"Innocent until proven guilty" anything but absolute in federal courts

Issue June 2010 By Gerald N. Unger

Three Felonies A Day: How the Feds Target the Innocent
by Harvey A. Silverglate
Encounter Books, 2009, 325 pages

If it is true that words are intellectual and moral currency, and like currency, words sometimes appreciate or depreciate in value, then Harvey Silverglate's words exposing the deception that has become routine in the federal criminal justice system has an appreciable net worth of millions in accused lives.

Silverglate, a criminal defense attorney, takes a realistic approach in exposing the existence of unprincipled, vague, iniquitous rules, statutes and conduct by the federal criminal justice system that renders subjective "fact-finding" and "intent" constitutionally illusory. Through and by its own dicta, the federal criminal court is no longer the most challenging battleground for the testing of legal knowledge, wisdom and advocacy skill, but rather, a one-dimensional contentious pulpit for entrenched powers whose primary goal is to convict an individual in a procedurally unbalanced arena unconcerned about truth.

Silverglate eloquently evaluates and examines cases from the political to the controversial - attacks on the Fourth Estate, the American Bar Association and medicine - while alluding to the fact that the federal criminal justice system "eats its own." He elucidates the causes, effects, outcomes, orchestrations and designs of procedurally "dispatched cases" by the federal prosecution whose assertions concerning the law are reached through prejudicial assumptions that fly in the face of fact and reasonableness.

How things are done has become far more important than what is done. Process has become an end in itself. The federal criminal justice system is consumed by the reign of absolute law, contrary to the social contract of fairness and inalienable rights which worked to protect justice throughout the centuries. It has become commonplace for the courts to accept unsubstantiated, coached, unsupported, questionable, solicited and compensated testimony from witnesses or alleged co-conspirators who have much to gain, and whose oath of veracity and trustworthiness is malevolently justified through the institutionalization of public fear.

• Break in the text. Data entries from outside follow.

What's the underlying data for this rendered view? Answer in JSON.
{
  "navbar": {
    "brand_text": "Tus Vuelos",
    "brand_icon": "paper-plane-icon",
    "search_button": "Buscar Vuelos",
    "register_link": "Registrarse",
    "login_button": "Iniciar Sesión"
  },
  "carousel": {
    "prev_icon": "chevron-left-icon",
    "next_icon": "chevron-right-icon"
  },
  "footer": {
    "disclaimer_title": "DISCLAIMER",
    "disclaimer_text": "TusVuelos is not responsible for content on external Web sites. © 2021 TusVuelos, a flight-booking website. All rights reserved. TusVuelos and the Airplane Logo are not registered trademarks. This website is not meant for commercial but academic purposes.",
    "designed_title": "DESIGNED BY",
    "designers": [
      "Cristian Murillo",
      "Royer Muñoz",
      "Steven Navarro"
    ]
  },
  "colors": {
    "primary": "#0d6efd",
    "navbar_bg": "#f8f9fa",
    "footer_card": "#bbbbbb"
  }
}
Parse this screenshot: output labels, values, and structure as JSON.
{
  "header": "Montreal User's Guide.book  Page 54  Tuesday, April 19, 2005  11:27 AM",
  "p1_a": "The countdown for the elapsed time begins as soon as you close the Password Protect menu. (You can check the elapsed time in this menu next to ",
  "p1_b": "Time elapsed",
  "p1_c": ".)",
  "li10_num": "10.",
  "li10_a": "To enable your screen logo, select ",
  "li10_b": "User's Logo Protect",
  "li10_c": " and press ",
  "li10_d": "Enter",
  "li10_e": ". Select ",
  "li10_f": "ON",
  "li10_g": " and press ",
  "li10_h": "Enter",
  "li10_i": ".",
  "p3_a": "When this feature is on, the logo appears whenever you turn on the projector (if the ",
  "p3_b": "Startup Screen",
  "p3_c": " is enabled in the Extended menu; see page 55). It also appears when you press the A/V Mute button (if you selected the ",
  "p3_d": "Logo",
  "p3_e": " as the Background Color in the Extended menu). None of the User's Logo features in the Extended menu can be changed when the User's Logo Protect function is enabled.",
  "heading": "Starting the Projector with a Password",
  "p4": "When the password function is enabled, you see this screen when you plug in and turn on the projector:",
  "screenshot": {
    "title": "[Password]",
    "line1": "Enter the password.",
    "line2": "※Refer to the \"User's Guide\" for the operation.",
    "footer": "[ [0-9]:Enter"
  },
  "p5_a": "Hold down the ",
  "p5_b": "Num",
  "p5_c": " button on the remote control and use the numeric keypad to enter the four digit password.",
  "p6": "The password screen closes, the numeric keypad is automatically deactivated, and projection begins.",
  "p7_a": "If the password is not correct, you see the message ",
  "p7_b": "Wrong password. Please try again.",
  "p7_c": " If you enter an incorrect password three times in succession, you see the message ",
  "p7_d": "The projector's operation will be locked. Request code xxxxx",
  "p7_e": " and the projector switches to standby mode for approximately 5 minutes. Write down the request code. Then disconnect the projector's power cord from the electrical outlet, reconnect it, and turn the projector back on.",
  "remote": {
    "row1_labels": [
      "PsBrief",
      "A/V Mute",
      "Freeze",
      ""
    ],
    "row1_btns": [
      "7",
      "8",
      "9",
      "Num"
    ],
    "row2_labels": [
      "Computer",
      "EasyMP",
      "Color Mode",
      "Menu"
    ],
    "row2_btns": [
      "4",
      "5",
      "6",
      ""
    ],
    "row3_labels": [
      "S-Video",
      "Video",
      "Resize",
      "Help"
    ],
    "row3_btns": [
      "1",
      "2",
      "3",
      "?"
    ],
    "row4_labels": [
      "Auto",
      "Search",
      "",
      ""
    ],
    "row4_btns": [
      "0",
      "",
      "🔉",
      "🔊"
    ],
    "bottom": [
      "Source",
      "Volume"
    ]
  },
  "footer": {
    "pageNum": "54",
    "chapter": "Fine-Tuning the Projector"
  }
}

Viewed through Silverglate's lens, abuses of the power of law by those appointed to ensure justice and equal citizenship become clear. The process of justice now outweighs procedural safeguards essential to a free society. The American people have been fooled, with bias, lynch law and trial by media destroying the impartiality of our administration of justice. Due process and equal protection have given way to obsession with professional advancement and expeditious docket-clearing, to the point that fact finding is whatever the government says it is, and evidence of innocence is of no consequence.

Three Felonies a Day's lesson for defense attorneys is how ill-equipped they have been and still are to the reality of vague statutes and abuse of power brandished by the federal criminal justice system. Attorneys may take issue with this book, but provoking debate around controversial prosecutions is one of the main benefits of the discourse. Incarceration, probation and conviction should not be taken at face value. All any of us can know is that someone somewhere sentenced an individual to a term of punishment based on someone else's accusations. There is no proof positive that a crime was committed, nor is sentencing indicative of an individual's character.

Three Felonies a Day evokes a renewed call for a return to constitutional guarantees of due process and equal protection under the law. It is a must-read for anyone who is civilly disabled, socially disenfranchised, naive enough to believe the criminal justice system has anything to do with justice, and all recently graduated lawyers who have accepted employment with the U.S. Attorney's Office. Lastly, it is for those of us who need a reminder that "innocent until proven guilty" is neither an absolute nor a reality.

Gerald N. Unger is executive director and general counsel of Inalienable Rights Project Inc. in Wareham.